▶ _Brief_: Copy each line below that has "JSON".

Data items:
==================================================

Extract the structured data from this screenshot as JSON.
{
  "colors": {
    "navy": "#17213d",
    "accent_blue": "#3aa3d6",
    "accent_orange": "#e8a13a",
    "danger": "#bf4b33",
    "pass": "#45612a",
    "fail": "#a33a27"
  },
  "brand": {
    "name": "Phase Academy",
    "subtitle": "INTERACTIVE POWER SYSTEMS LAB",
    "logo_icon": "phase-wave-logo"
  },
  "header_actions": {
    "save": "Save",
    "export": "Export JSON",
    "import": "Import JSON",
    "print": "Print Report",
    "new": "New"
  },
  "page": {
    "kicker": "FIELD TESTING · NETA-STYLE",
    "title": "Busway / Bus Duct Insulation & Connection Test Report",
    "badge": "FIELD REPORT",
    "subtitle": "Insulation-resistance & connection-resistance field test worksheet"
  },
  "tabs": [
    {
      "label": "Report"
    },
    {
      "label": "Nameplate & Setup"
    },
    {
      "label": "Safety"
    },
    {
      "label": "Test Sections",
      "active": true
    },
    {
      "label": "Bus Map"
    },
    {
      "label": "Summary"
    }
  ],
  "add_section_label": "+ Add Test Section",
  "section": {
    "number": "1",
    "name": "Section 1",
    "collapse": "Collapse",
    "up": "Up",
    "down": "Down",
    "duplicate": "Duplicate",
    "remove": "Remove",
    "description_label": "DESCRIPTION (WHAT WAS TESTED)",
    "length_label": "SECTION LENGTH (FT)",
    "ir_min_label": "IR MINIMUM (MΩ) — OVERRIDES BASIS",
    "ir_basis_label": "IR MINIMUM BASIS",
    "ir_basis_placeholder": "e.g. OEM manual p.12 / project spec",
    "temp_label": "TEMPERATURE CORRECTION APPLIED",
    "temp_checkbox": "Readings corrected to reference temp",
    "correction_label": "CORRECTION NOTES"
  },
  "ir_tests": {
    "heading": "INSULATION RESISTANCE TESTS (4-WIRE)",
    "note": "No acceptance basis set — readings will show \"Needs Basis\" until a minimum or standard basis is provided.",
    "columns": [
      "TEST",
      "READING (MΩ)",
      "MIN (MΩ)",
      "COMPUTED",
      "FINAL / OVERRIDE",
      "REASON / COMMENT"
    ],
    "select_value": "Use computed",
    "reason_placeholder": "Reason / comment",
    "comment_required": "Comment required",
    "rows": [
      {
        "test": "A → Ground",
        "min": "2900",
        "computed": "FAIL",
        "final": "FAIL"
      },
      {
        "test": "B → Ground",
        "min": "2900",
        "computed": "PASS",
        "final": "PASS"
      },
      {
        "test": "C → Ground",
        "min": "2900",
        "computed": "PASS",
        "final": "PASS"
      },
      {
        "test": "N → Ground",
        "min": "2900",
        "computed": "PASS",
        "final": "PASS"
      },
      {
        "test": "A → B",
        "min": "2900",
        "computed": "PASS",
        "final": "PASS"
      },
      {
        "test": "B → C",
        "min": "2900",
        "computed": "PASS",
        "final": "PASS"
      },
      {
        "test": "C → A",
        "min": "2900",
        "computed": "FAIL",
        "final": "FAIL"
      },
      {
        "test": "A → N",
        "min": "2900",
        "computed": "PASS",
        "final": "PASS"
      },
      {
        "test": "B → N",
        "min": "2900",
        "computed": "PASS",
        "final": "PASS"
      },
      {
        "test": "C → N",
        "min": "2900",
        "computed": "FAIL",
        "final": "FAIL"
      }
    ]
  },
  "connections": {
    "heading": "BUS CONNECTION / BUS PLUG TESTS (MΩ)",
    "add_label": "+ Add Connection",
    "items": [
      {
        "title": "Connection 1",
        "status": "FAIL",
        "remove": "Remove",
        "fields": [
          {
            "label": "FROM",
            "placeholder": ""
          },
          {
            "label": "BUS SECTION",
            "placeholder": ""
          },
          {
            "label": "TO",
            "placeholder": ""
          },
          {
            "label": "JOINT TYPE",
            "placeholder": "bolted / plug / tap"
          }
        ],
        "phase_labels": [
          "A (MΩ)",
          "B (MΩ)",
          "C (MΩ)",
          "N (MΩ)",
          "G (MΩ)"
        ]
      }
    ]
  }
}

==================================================

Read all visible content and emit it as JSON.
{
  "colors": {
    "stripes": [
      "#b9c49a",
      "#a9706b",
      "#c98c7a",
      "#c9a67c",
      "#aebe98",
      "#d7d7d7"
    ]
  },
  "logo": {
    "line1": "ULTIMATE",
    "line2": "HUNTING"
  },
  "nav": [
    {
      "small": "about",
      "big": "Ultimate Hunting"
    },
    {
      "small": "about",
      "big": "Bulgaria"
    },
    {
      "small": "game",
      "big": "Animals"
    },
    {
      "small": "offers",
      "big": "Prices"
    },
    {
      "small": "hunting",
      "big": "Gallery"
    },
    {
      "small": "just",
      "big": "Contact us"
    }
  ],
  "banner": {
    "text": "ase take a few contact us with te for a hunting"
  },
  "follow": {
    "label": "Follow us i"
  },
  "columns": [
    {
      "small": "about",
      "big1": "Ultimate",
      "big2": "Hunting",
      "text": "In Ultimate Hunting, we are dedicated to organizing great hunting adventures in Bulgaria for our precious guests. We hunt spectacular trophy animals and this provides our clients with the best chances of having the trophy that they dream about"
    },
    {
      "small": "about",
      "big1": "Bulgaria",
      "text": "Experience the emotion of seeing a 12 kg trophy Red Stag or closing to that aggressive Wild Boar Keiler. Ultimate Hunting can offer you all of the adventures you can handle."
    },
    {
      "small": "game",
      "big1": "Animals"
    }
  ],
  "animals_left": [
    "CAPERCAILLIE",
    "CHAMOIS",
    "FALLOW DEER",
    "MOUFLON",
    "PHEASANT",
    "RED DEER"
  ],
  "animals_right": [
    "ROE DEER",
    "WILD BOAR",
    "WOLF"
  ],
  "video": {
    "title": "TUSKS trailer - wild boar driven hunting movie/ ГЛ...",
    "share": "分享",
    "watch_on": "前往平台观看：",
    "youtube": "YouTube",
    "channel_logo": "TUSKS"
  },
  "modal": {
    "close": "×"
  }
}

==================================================

▶ _Task response_:
Extract the structured data from this screenshot as JSON.
    "export": "Export JSON",
    "import": "Import JSON",
Read all visible content and emit it as JSON.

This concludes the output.